There are many types of trusts but when you create a trust for your family, generally, it is a revocable trust. It may contain trusts within it but this just some information for the revocable family trust.
Trust Transfer Deed
You created your trust as a part of an estate plan and if you had real property then a deed should have been drafted for each property to change the title of ownership within the deed from you to you as trustee of the trust. This deed must then be recorded with the respective county of the physical location of the property with a Preliminary Change of Ownership Report. For example, if you had property in San Diego County then you would file the deed with the San Diego County Recorder’s Office. If this was not done then we can help.

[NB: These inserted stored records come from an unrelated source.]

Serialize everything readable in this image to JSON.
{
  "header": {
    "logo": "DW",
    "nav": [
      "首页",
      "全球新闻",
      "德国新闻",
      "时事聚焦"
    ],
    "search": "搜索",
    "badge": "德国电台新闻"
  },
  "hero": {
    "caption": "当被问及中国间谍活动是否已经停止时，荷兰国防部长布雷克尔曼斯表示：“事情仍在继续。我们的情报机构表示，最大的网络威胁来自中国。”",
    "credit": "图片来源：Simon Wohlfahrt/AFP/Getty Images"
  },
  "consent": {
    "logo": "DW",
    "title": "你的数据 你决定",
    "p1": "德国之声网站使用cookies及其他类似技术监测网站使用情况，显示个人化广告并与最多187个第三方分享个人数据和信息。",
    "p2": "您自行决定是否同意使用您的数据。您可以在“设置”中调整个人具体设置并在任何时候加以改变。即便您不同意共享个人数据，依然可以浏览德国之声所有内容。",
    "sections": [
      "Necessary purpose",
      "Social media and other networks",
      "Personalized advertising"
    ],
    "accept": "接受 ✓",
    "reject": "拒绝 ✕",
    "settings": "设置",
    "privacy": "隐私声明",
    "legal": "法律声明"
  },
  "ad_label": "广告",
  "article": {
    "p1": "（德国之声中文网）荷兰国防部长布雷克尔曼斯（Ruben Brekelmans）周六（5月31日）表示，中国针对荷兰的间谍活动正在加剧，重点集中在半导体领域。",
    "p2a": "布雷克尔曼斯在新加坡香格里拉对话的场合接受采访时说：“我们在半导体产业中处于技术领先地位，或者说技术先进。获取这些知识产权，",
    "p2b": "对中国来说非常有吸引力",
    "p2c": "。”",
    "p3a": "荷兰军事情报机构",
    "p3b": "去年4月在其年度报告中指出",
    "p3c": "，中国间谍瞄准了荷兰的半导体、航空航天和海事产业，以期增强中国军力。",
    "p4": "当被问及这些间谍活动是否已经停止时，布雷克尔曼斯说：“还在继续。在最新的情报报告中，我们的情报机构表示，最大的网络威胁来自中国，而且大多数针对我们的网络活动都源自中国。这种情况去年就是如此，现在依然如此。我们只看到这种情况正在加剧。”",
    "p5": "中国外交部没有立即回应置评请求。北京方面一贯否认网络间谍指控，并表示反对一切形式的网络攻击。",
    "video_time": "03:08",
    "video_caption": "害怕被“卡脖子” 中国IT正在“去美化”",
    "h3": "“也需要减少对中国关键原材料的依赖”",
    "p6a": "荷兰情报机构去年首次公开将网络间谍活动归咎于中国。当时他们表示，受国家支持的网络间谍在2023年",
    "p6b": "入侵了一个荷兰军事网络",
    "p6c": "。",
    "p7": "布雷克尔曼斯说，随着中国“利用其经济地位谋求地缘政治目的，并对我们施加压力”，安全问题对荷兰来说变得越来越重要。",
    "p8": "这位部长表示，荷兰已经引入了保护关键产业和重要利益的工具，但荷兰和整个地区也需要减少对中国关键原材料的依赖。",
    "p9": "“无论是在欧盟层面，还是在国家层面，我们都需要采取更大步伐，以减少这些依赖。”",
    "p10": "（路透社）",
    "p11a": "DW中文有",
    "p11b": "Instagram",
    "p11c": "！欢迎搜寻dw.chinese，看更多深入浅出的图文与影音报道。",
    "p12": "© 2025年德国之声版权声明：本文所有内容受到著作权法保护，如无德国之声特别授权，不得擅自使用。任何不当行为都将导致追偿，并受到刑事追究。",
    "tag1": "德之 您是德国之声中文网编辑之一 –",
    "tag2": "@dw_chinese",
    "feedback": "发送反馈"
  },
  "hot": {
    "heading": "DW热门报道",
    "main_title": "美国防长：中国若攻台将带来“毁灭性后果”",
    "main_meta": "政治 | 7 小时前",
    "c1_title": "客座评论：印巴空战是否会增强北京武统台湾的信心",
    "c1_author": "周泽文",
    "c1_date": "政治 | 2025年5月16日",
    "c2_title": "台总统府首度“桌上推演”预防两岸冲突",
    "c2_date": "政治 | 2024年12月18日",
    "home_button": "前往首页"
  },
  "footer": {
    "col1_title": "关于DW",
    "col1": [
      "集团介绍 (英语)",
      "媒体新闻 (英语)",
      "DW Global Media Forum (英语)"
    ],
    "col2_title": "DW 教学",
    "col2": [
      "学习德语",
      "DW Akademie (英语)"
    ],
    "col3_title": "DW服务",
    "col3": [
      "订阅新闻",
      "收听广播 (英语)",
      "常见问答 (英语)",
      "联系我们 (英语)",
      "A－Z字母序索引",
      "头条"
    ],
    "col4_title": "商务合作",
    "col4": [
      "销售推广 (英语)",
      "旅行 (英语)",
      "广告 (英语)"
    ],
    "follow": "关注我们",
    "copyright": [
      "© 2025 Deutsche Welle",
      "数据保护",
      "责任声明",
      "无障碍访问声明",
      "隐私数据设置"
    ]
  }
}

If you refinanced your house after creating a trust then it is unlikely that the bank titled the new deed in the name of the trust. Most of the time after refinancing the deed will be titled in your name as single or in joint tenancy, depending if you are married or not. If you are refinancing make sure that the bank puts the new deed in the name of the trust with you as trustees. If you are unsure if this was done then Coastal Pacific Law is happy to pull the deed for you if you contact us.
Funding and Additional Assets
Funding is a term that estate planning attorneys use to describe the process of adding assets to your trust, i.e. homework. My clients do not like homework and grumble when I send them home with questionnaires but it need to be done. There are two tasks that must be completed to add any asset to a trust: 1) It must be listed on the Trust Asset Schedule, hint: look around the last page of your trust for the Asset Schedule or in the front. If you do not see one then let us know; and 2) You must fill out paperwork with the respective organization, for example deeds for property, forms for banks and forms for the Department of Motor Vehicles, etc.
If you acquire additional assets during your lifetime, which you should. Then you will need to most likely re-title these assets unless they are assets with a beneficiary designation, such as, life insurance and retirement accounts. If the new asset is real property then you will need to file a trust deed as discussed above. If you have a rental property with a contract versus a deed then you can list it in your trust and contact the rental property organization to file the property paperwork.
Boats, cars and other assets of high value need to be listed in the trust as well as dealt with through the proper organization. For example, if you purchased an RV with a high value then you will want to fill out the proper Department of Motor Vehicles form.
Has Anything Changed
If your children are grown, a successor trustee has passed away or another life event has occurred then it is time to look at your trust. For example, when children are minors you may have listed your mother as trustee but now that your children are grown, it might be time to change the trustees. We offer complimentary trust reviews so schedule a meeting today.
Coastal Pacific Law attorneys are experienced in estate planning, and can help with your trust administration, probate administration, wills and trusts. To schedule a complimentary consultation, call (619)786-6563, or fill out a Contact Request Form.
This blog does not provide legal advice and does not create an attorney-client relationship. If you need legal advice, please contact an attorney directly.
Photo by Breno Machado